In this installment of 'Ask a foster care expert' our Therapeutic Care Team take you through PACE parenting approach.
The PACE principles of parenting can be a great resource for parents or foster carers looking for guidance on interacting with children and young people in care, particularly those who have experienced trauma.
PACE stands for Playfulness, Acceptance, Curiosity and Empathy. It was developed by Dr. Dan Hughes, a clinical psychologist based in the United States, who specialises in the treatment of children and young people who have experienced abuse and neglect.
I'm 34, single, and I work full-time. I don't have children, and I live in a share house. While I'd felt for a long time I had the emotional resources to be a foster carer, I didn't see how it could work practically.
Then I found out about home-based respite care- a model where I could go and live-in with the kids for one weekend a month, rather than them coming to me. I didn't need my own home; I could continue working full-time, and I would be supported by a larger care team of MacKillop ...

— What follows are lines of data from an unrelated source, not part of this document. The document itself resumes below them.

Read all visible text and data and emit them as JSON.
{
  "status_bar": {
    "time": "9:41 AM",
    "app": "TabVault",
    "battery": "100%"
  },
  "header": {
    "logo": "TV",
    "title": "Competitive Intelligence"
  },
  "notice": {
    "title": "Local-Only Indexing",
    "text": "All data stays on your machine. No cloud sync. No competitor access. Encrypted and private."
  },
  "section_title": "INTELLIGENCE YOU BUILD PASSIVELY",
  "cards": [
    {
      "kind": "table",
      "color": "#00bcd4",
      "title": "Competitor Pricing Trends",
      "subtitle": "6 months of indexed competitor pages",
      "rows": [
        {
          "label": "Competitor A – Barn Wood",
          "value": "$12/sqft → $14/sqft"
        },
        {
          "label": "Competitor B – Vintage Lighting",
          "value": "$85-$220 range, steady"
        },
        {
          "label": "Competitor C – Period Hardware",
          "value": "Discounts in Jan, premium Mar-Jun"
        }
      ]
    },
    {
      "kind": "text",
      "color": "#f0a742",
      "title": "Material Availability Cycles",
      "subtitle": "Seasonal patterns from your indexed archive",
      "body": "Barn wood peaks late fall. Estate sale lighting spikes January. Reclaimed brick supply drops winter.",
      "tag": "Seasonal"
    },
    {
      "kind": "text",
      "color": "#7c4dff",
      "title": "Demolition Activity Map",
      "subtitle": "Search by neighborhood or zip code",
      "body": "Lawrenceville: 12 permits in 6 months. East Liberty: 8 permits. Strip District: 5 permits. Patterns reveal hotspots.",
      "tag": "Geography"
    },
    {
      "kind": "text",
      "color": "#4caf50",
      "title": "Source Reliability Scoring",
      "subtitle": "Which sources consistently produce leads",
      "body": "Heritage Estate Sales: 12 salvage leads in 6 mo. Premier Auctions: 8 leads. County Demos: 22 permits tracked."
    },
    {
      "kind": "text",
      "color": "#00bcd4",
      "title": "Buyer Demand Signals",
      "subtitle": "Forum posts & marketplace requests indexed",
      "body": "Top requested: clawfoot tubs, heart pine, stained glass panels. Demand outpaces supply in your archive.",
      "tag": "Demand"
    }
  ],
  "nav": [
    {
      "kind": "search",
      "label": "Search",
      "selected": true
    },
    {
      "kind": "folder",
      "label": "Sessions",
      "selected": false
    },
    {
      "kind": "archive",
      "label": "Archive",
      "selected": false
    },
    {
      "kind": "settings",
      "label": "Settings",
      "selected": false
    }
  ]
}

Children and young people in care can often deal with extreme feelings and have difficulty managing their subsequent behaviours. Emotion coaching is a research-based five-step process developed by Dr. John Gottman (US psychology researcher). It teaches children and young people how to recognise their emotions and healthy ways to express them.
When a young person is exposed to trauma early in life, it can have a serious impact on their development.
It is imperative that any impacts of trauma are identified as soon as the child enters into care, so their needs are met and they are supported on their path to healing. When sibling groups enter the care system together it adds an extra layer of complexity, as it is critical to ensure that their attachment to each other is not damaged or broken.